Are there really AMHPs out there who still think that s2 is somehow less restrictive than s3? A person subject to s2 may be secluded and restrained in the same building from which someone on a s3 is out on s17 leave for a fortnight. How is the s2 less restrictive of itself? It is what is being done to a person which might be restrictive, rather than the legal authority in place to authorise the restrictions. Saying that s2 is less restrictive than s3 is like saying that cheddar is less cheesy than Gruyere. They are both cheeses- they are different, but their differences lie in areas other than their cheesiness.
I have taken the view that the MHA considers the length of detention being commensurate with increasing degrees of restriction. I see a sliding scale, the longer the loss of liberty and interference with a person’s private and family life, the more checks and balances are required to authorise such action.
Section 5 powers can be considered the least restrictive when it comes to lawfully depriving someone of their liberty.

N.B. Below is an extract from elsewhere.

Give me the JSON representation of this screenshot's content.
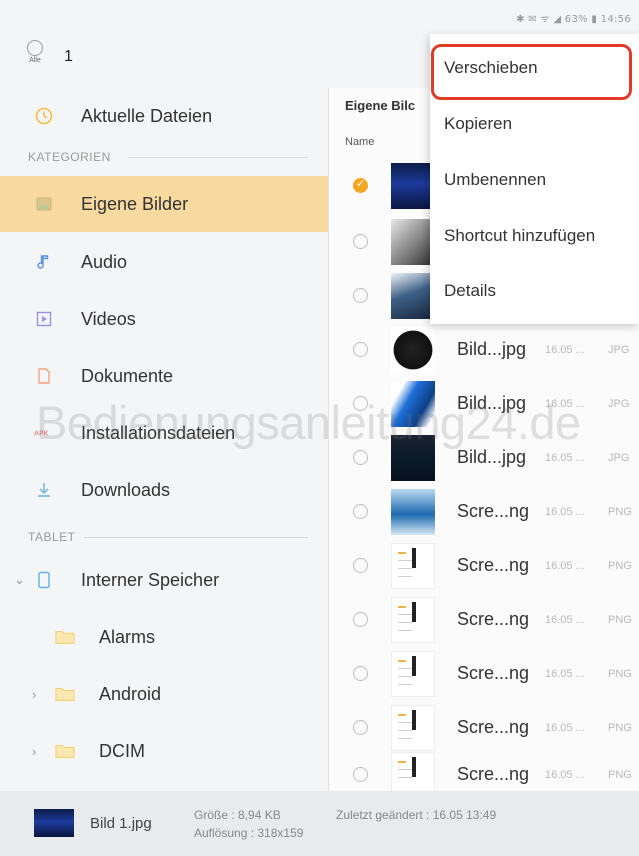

Nurses up to six hours, Doctors up to 72 hours.
Section 2 up to 28 days, now you have three decision makers.
Section 3, up to six months, four decision makers, when you include the role and powers of the Nearest Relative.
Having considered Section 3 recommendations in the past, and decided that an application was not required, I saw the palpable relief of my decision in the patient who was detained under Section 2 at the time.
In my experience that up to six months can have a significant impact upon a person’s emotional wellbeing.